“He was the only one allowed to trouble his sister, constantly taking away her toys, but was the first to comfort her when she cried. There was a strong bond between Rio and Reya-Anna and one thing I regret is not being able to see that bond mature over the years.”
Jovona said Reya-Anna, who was quite the opposite of her brother, was a beautiful, cherished daughter and long awaited granddaughter who only smiled when she had a reason to. Reya-Anna loved the beach and was willing to do more because she was curious, she added.
“Reya-Anna taught me that as a parent, you could have a favourite child. She taught me that I was never too young to be assertive and that I was capable of so much more. She was only now becoming and I wish I could have seen her grow up. What I would like to tell you about Reya is that her name is of Spanish origin, meaning ‘queen’, and Anna means ‘favour grace’ as well as ‘beautiful’, which is exactly how she was.
“Reya was regal and from birth would be on her Daddy’s lap lying until she eventually learnt to sit up. From her throne, she would observe everything and everyone. She moved quietly and quickly. Nothing was done without purpose, even if her purpose sometimes was to unknowingly annoy her brother,” Jovona told the congregation.
She also revealed to the gathering how she and Corileus’ paths first crossed three years ago. She said the former teacher at the Coleridge and Parry School had three degrees in Cultural Studies, Philosophy, and Management, loved the gym and photography, and was a jack of all trades who sought to learn more about various topics, including tiling and shoe making.
It was his love of knowledge which led him to pursue a Bachelor’s Degree in Psychology at the University of the West Indies (UWI) where he met Jovona in 2016.
“I also studied Psychology and we met in a lecture. During lectures, we would disagree on any point the other raised on the various theoretical perspectives we were taught. We would always sit so the other knew we were at class, but never next to each other. Until one day we ended up having a conversation on a bench outside the library when midterms were coming up,” she recalled.
“We were very competitive when it came to Psychology – and I beat him in the midterm, for the record. It wasn’t long before we were talking about families and Masters and eventually going to get a meal together. As the relationship developed, we got closer and eventually got married. From that union, two beautiful children came: Rio and Reya-Anna. However, Cori had other children as he often went above and beyond for students at Coleridge and Parry where he was a teacher.”

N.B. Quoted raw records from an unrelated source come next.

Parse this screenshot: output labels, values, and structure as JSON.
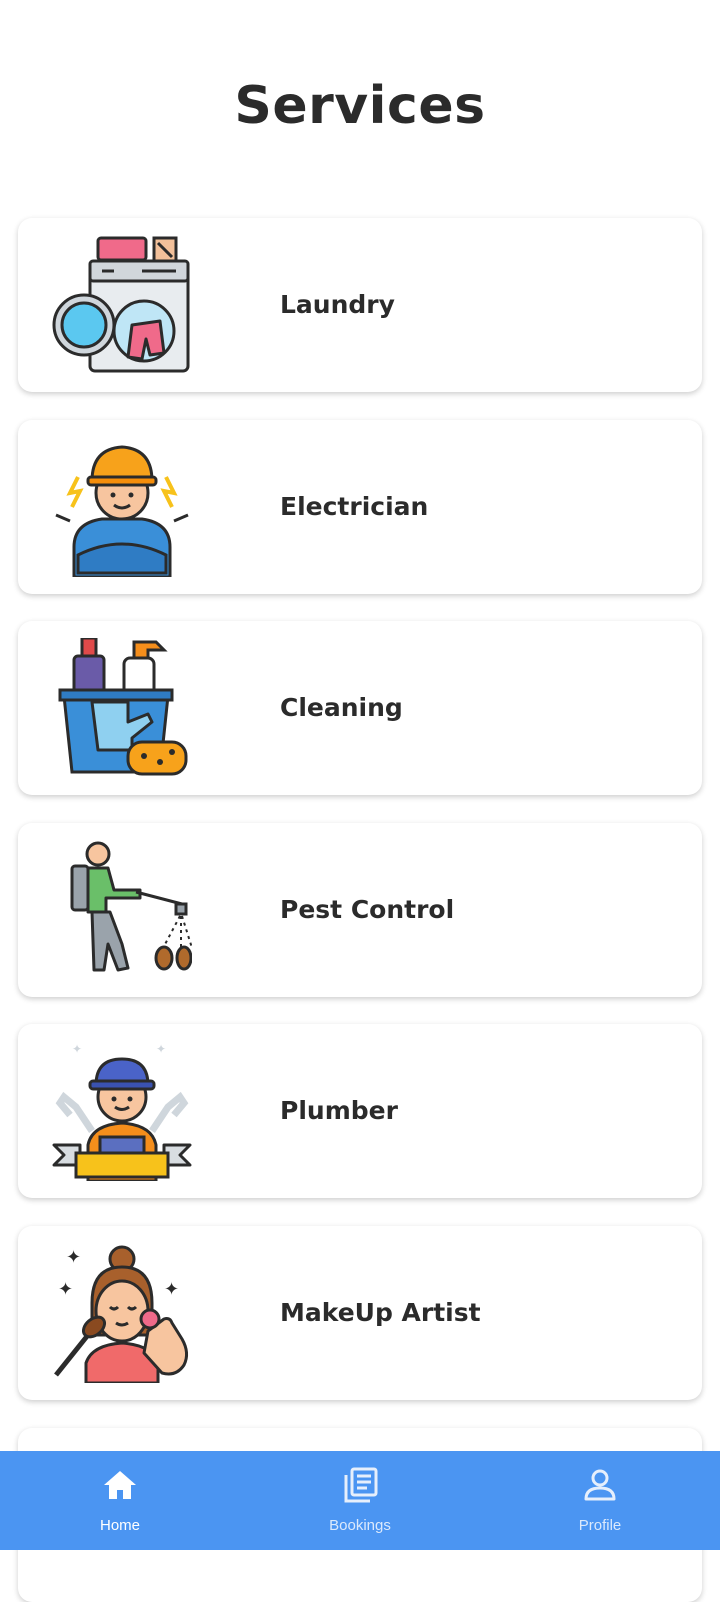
{
  "header": {
    "title": "Services"
  },
  "services": [
    {
      "label": "Laundry",
      "icon": "washing-machine-icon"
    },
    {
      "label": "Electrician",
      "icon": "electrician-worker-icon"
    },
    {
      "label": "Cleaning",
      "icon": "cleaning-bucket-icon"
    },
    {
      "label": "Pest Control",
      "icon": "pest-sprayer-icon"
    },
    {
      "label": "Plumber",
      "icon": "plumber-worker-icon"
    },
    {
      "label": "MakeUp Artist",
      "icon": "makeup-artist-icon"
    }
  ],
  "bottom_nav": {
    "items": [
      {
        "label": "Home",
        "icon": "home-icon",
        "active": true
      },
      {
        "label": "Bookings",
        "icon": "bookings-icon",
        "active": false
      },
      {
        "label": "Profile",
        "icon": "profile-icon",
        "active": false
      }
    ],
    "color": "#4b95f2"
  }
}
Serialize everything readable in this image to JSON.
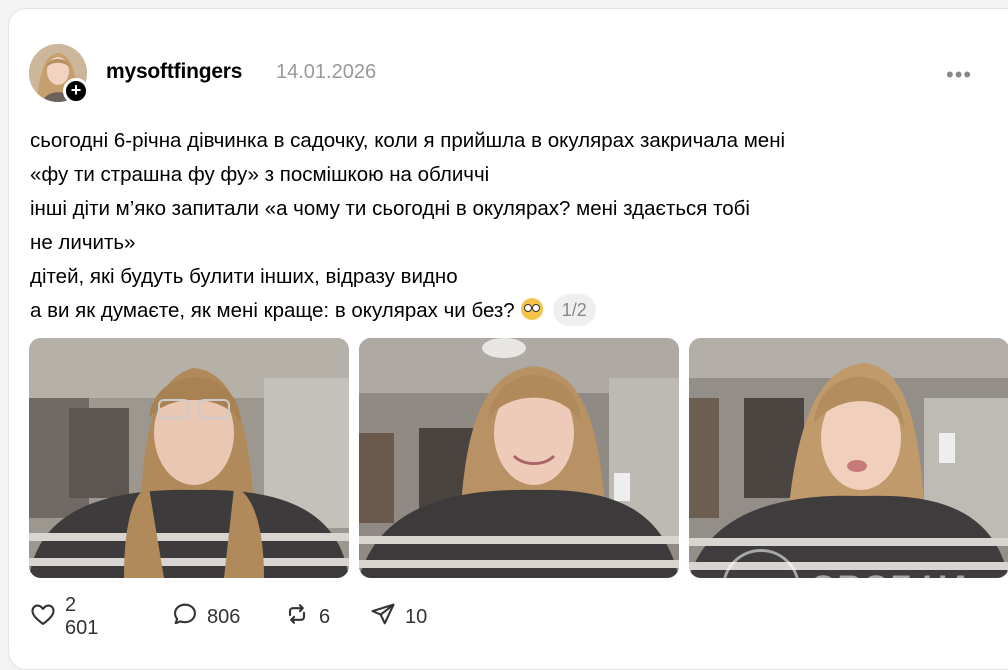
{
  "post": {
    "username": "mysoftfingers",
    "date": "14.01.2026",
    "follow_symbol": "+",
    "more_label": "•••",
    "lines": [
      "сьогодні 6-річна дівчинка в садочку, коли я прийшла в окулярах закричала мені",
      "«фу ти страшна фу фу» з посмішкою на обличчі",
      "інші діти м’яко запитали «а чому ти сьогодні в окулярах? мені здається тобі",
      "не личить»",
      "дітей, які будуть булити інших, відразу видно",
      "а ви як думаєте, як мені краще: в окулярах чи без?"
    ],
    "emoji_icon": "nerd-face-emoji",
    "image_counter": "1/2",
    "images": [
      {
        "name": "selfie-with-glasses"
      },
      {
        "name": "selfie-smiling"
      },
      {
        "name": "selfie-pouting"
      }
    ]
  },
  "actions": {
    "likes": "2 601",
    "comments": "806",
    "reposts": "6",
    "shares": "10"
  },
  "watermark": {
    "text": "OBOZ.UA"
  },
  "colors": {
    "date_gray": "#999999",
    "counter_bg": "#efefef",
    "icon_dark": "#333333"
  }
}
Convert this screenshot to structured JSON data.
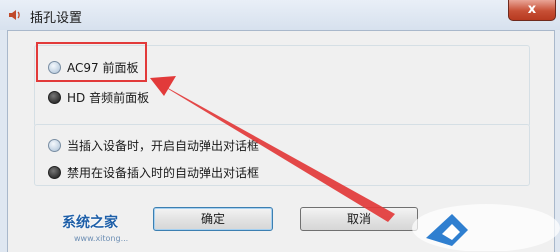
{
  "window": {
    "title": "插孔设置",
    "close_glyph": "x"
  },
  "panel_options": [
    {
      "label": "AC97 前面板",
      "selected": false
    },
    {
      "label": "HD 音频前面板",
      "selected": true
    }
  ],
  "dialog_options": [
    {
      "label": "当插入设备时，开启自动弹出对话框",
      "selected": false
    },
    {
      "label": "禁用在设备插入时的自动弹出对话框",
      "selected": true
    }
  ],
  "buttons": {
    "ok": "确定",
    "cancel": "取消"
  },
  "annotation": {
    "color": "#e23a3a"
  },
  "watermark": {
    "text": "系统之家",
    "url": "www.xitong..."
  }
}
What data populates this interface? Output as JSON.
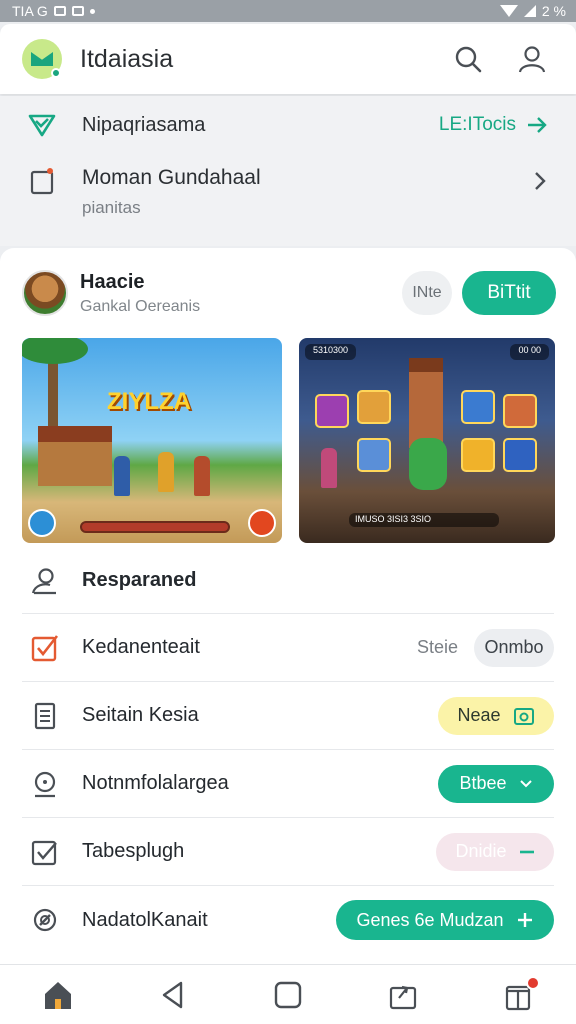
{
  "status_bar": {
    "left_text": "TIA G",
    "right_text": "2 %"
  },
  "app_bar": {
    "title": "Itdaiasia",
    "logo_icon": "app-logo",
    "actions": [
      "search-icon",
      "profile-icon"
    ]
  },
  "promo_row": {
    "text": "Nipaqriasama",
    "link": "LE:ITocis"
  },
  "subscription_row": {
    "title": "Moman Gundahaal",
    "subtitle": "pianitas"
  },
  "game": {
    "name": "Haacie",
    "developer": "Gankal Oereanis",
    "secondary_button": "INte",
    "install_button": "BiTtit",
    "screenshot_1_title": "ZIYLZA",
    "screenshot_2_hud_left": "5310300",
    "screenshot_2_hud_right": "00 00",
    "screenshot_2_hud_bottom": "IMUSO 3ISI3 3SIO"
  },
  "list": {
    "items": [
      {
        "label": "Resparaned",
        "icon": "person-icon"
      },
      {
        "label": "Kedanenteait",
        "icon": "checkbox-icon",
        "meta": "Steie",
        "chip": "Onmbo"
      },
      {
        "label": "Seitain Kesia",
        "icon": "document-icon",
        "chip": "Neae"
      },
      {
        "label": "Notnmfolalargea",
        "icon": "chat-icon",
        "chip": "Btbee"
      },
      {
        "label": "Tabesplugh",
        "icon": "checkbox-icon",
        "chip": "Dnidie"
      },
      {
        "label": "NadatolKanait",
        "icon": "link-icon",
        "chip": "Genes 6e Mudzan"
      }
    ]
  },
  "colors": {
    "accent": "#19b58f",
    "chip_yellow": "#fbf3a8",
    "chip_pink": "#f5e6ec",
    "badge": "#e23b2f"
  },
  "nav_bar": {
    "buttons": [
      "home-icon",
      "back-icon",
      "overview-icon",
      "share-icon",
      "inbox-icon"
    ]
  }
}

In addition to family members and friends, staff and students of Coleridge and Parry also attended the thanksgiving service.
Some students had to be comforted as they wept for Corileus who was described as a committed and dedicated teacher. As staff from PAREDOS delivered tributes, they too were overcome with emotion and had to take a few moments to catch themselves.
But most heart wrenching was seeing Jovona move from casket to casket, hugging and embracing each as she said her final goodbyes. As she sang the hymns which she had chosen for the service, the pain and sadness was etched on her face.
Bishop Dr Marlon Husbands urged those gathered to make God their tower of strength and shelter during this time of pain and weakness.
“The lesson is that God’s majesty stoops to make babes and infants the means of his triumph. When we are in the state of weakness, we need another to carry us, and who better to carry us than majesty? Who better to carry us when we are despondent, when we are hurting, when we are angry, when we are fearful, when we are doubtful, than God who is able to come under us and push us to a place where we need to be pushed? Why Jovona can smile in the face of such travesty is because she has exposed herself to majesty,” Dr Husbands said.
The bodies of Corileus, Riordan and Reya-Anna will be cremated at a later date. firstname.lastname@example.org